Nothing wrong with kicking a few alien butts -- of course, the question of why we are kicking them (xenophobia, or reaction to a demonstrated threat?) and how we react to the situation ("Patriot Act" curtailing of civil and human rights combined with "shock and awe" invasion(s) or diplomacy?) may still make for some VERY serious science fiction. Or even assuming an entirely "just" war (if there is such a thing), the effects on the soldiers (viz.

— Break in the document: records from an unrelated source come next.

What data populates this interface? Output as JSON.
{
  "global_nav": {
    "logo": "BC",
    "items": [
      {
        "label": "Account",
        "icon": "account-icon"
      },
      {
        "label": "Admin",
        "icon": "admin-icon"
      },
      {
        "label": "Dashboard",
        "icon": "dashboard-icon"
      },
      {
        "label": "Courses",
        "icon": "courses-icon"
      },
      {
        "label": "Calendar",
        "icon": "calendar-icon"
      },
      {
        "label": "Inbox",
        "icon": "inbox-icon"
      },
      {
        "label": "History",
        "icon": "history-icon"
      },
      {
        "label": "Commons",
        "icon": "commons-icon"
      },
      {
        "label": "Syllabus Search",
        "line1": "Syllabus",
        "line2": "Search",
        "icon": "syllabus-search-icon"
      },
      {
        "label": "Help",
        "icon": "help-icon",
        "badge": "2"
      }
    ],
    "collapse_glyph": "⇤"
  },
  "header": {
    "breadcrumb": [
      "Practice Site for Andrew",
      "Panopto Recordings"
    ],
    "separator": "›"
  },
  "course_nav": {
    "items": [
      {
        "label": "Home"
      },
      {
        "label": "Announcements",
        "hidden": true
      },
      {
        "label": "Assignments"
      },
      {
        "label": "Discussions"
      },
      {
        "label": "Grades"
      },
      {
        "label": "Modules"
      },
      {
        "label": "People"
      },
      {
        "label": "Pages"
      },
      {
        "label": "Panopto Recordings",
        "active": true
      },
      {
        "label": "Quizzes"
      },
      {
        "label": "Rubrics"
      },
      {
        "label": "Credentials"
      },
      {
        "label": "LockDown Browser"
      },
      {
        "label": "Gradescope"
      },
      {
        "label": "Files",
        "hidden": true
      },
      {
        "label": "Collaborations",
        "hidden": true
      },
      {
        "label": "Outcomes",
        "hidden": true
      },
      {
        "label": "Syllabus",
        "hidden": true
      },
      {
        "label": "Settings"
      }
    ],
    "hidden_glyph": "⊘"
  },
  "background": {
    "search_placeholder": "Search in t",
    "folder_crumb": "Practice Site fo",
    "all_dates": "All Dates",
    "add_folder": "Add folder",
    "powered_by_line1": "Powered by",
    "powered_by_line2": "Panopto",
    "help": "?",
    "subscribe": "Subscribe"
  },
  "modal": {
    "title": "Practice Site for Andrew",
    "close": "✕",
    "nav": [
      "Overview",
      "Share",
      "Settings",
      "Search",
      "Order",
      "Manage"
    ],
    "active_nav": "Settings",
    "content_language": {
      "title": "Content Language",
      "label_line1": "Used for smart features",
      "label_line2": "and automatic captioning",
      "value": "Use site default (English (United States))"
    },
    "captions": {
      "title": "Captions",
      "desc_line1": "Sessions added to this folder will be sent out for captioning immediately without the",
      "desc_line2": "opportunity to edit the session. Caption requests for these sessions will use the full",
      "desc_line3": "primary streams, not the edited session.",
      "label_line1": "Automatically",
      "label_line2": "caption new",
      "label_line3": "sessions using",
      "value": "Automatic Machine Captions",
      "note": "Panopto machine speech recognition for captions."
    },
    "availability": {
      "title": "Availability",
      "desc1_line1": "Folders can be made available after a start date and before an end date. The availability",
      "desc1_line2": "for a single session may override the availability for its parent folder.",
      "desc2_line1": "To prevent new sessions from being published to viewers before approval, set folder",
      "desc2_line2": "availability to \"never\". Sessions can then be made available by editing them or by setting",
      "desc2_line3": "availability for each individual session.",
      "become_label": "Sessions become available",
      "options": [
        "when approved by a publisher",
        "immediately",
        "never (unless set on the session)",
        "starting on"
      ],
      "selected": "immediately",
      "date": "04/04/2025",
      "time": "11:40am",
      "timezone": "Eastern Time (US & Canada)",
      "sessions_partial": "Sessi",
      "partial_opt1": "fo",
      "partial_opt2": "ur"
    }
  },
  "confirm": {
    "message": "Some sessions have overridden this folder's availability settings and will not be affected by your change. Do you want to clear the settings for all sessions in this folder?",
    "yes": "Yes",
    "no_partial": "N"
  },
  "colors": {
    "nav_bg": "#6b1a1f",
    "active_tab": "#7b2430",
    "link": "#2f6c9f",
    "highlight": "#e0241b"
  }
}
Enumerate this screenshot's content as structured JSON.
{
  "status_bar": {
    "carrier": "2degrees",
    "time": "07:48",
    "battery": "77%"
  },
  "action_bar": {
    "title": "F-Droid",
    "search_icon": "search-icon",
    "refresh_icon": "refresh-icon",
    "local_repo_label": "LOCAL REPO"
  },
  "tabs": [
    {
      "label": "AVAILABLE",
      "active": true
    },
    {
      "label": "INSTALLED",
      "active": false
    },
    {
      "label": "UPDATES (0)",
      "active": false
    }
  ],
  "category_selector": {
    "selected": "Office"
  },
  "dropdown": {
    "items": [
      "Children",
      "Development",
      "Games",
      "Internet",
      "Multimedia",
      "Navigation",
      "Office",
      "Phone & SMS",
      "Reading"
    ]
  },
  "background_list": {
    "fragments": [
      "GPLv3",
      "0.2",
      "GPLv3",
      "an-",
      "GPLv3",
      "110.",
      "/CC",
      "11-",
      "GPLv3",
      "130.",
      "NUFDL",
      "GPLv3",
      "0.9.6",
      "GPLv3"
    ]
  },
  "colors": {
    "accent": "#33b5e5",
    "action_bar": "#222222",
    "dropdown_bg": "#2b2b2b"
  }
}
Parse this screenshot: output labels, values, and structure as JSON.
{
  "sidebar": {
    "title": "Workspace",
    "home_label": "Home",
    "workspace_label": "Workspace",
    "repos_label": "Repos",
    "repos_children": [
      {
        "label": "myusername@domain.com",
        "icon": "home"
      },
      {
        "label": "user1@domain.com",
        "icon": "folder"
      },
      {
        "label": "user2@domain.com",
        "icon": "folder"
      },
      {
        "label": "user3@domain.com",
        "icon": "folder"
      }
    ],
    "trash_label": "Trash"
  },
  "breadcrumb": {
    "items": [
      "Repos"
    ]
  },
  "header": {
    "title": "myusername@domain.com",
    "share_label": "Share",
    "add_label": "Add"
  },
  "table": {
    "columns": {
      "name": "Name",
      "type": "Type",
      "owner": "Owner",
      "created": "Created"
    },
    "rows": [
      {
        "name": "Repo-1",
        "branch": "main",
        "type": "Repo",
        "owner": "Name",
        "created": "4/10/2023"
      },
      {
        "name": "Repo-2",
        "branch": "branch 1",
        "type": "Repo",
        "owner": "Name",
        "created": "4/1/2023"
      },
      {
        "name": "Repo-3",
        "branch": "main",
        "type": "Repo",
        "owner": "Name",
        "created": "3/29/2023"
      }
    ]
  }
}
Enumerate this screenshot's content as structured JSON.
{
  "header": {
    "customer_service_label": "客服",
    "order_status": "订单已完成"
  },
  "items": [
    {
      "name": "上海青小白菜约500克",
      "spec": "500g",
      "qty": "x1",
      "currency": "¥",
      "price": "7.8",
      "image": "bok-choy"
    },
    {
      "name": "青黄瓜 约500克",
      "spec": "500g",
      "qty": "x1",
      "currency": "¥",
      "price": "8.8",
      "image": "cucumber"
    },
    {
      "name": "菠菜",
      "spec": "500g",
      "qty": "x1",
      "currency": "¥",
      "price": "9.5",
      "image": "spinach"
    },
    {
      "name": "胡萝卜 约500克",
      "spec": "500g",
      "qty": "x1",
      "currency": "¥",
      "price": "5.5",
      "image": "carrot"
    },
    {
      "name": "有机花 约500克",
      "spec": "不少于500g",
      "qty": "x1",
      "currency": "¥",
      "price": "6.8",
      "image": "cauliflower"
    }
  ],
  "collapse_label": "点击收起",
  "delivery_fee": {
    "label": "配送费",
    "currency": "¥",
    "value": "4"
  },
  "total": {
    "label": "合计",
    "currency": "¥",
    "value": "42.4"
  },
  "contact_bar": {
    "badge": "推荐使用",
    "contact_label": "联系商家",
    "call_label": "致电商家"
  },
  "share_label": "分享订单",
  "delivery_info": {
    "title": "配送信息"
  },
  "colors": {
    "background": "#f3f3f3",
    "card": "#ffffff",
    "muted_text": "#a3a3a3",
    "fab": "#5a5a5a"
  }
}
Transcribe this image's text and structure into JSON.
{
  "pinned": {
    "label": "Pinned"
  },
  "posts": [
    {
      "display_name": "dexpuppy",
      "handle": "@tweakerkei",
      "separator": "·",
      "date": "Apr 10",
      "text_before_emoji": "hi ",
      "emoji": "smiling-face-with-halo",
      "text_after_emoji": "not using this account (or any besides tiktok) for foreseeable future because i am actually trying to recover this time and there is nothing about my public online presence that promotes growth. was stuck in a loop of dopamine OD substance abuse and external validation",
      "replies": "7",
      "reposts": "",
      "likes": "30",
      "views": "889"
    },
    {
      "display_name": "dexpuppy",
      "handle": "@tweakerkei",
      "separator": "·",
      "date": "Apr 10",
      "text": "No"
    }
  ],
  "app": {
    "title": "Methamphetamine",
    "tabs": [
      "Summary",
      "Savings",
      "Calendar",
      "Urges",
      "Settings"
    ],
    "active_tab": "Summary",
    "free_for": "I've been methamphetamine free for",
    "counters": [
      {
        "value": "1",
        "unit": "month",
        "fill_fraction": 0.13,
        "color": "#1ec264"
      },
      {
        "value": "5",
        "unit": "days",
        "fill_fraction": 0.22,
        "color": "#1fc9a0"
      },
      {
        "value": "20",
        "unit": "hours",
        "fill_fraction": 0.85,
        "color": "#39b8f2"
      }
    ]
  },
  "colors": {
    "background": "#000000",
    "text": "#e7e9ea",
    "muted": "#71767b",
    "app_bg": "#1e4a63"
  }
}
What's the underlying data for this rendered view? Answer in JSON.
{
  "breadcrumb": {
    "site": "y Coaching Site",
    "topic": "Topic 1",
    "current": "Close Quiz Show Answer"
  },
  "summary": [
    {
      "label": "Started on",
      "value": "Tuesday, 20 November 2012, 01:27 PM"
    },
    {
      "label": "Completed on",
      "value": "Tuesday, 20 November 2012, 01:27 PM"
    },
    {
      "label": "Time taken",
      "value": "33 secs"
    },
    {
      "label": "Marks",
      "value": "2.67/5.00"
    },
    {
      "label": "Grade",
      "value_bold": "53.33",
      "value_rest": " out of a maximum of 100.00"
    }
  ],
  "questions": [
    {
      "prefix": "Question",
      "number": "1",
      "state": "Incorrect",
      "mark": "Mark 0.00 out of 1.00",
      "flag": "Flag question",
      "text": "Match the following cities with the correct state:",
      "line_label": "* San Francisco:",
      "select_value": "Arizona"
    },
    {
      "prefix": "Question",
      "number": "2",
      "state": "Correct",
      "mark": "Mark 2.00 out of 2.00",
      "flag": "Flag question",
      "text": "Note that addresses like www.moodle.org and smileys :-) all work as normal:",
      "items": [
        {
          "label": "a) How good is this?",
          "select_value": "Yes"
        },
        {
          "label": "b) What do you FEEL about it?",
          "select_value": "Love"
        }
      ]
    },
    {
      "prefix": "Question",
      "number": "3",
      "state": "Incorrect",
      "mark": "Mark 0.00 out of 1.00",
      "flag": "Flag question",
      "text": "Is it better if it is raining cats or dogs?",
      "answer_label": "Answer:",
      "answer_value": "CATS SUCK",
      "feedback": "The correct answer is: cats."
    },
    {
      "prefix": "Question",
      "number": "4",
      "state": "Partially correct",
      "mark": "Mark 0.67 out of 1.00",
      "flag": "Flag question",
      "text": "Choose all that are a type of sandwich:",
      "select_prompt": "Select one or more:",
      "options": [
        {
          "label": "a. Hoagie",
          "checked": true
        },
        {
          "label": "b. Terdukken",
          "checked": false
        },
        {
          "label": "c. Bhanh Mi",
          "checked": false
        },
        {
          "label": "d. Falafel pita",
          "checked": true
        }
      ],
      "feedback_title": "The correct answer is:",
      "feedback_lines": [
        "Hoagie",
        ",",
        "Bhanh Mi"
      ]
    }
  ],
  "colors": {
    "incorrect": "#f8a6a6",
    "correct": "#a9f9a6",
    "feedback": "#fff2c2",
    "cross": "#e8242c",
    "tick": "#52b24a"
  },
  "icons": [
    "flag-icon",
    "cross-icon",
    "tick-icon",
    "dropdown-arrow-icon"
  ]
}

Nevil Shute's "The Checkerboard" (I think), Timothy Zahn's Cobra novels, and Joe Haldeman's "The Forever War") can be more interesting than the war itself.

RM

Veer

PostPosted: November 20, 2009, 03:43:16 PM
by TaoPhoenix
McCamy_Taylor wrote:But to veer from a course, you have to have a course to begin with. I still believe that the most serious science fiction is, at heart, a cautionary tale about what will become of us if we do not mend our ways. That is why I call it "serious".


Sorry if I wasn't clear, so I'll try again.

I feel the other category is "A course best not veered into". The top of the stack is of course the Anti-WWIII stories from the golden age.

But as per the poetry discussion, we veered INTO Orwell's 1984 when we were just fine about 1990. It's quite serious, and I'd like to mend THAT!

PostPosted: November 20, 2009, 05:57:13 PM
by davidsonhero
TaoPhoenix wrote:

But as per the poetry discussion, we veered INTO Orwell's 1984 when we were just fine about 1990. It's quite serious, and I'd like to mend THAT!


I brought up 1984, and I'm not sure if I'm understanding your point here Tao, but I think we were fine in 1990 too. But there are arguably elements of our society today that can be described as Orwellian because of their similarity to elements in 1984.

Concerning McCamy Taylor's article, let me say that fortunately McCamy qualified her definition by saying it was:
For the purpose of this review

I had a graduate course once during which we spent the entire 16 weeks trying to define "Speculative Fiction." At least that was a stated goal of the course on the syllabus. The professor never gave us the answer and by the end I don't think anyone in the class had one. Whatever rules we came up with, there were always examples of exceptions. Where is the line between Science Fiction and Fantasy? Can't you think of examples that blur the line. Does serious Science Fiction have to be didactic to be serious? What about just trying to represent human nature? Is Larry Niven's Ringworld didactic? What is the serious message in Philip K. Dick's The Three Stigmata of Palmer Eldritch or Ubik? What about Heinlein, did he thing he was teaching a lesson? He certainly had views about freedom and independence that he worked into the themes of his work, but I don't know if he was always clearly warning us of the future. Or Ursula K. Le Guin? The Left Hand of Darkness examines gender and our human preconceptions/misconceptions about it, but it doesn't really ask "What will happen if we continue on our present course?"

I would pose that there is probably a subgenre of Science Fiction that more closely fits McCamy's definition. Dystopian fiction, for instance, might better fit the bill.

But again, McCamy qualified her definition so it works fine in the context of her article. I'm sure this discussion could go on for weeks if we let it.

Great article by the way.

:D

Hero

1984

PostPosted: November 20, 2009, 06:07:55 PM
by TaoPhoenix
Wow, I'm clear as mud today.

I meant that I feel we as a nation were doing just fine and dandy in 1990 thank you very much, and I'd roll back the social atmosphere to that if I could.

Instead, we're NOW in the Age of Surveillance. Exactly what was warned against as a "Do Not Do That" is what we're now doing! I actually see it as inevitable, with the rise of computers but insufficient social growth.

I advocate a citizen's movement towards greater privacy protections. Our "Speculative Fiction" can describe all kinds of neat ways to do that.

PostPosted: November 20, 2009, 06:20:43 PM
by davidsonhero
I agree with you 110%, Tao.

Hero

PostPosted: November 20, 2009, 06:40:17 PM
by TaoPhoenix
davidsonhero wrote:I agree with you 110%, Tao.

Hero


"But officer, it CAN'T have been DavidsonHero committing mass rampages with wet noodles because he has an airtight alibi on Friday at 5PM when he posted to the forum!"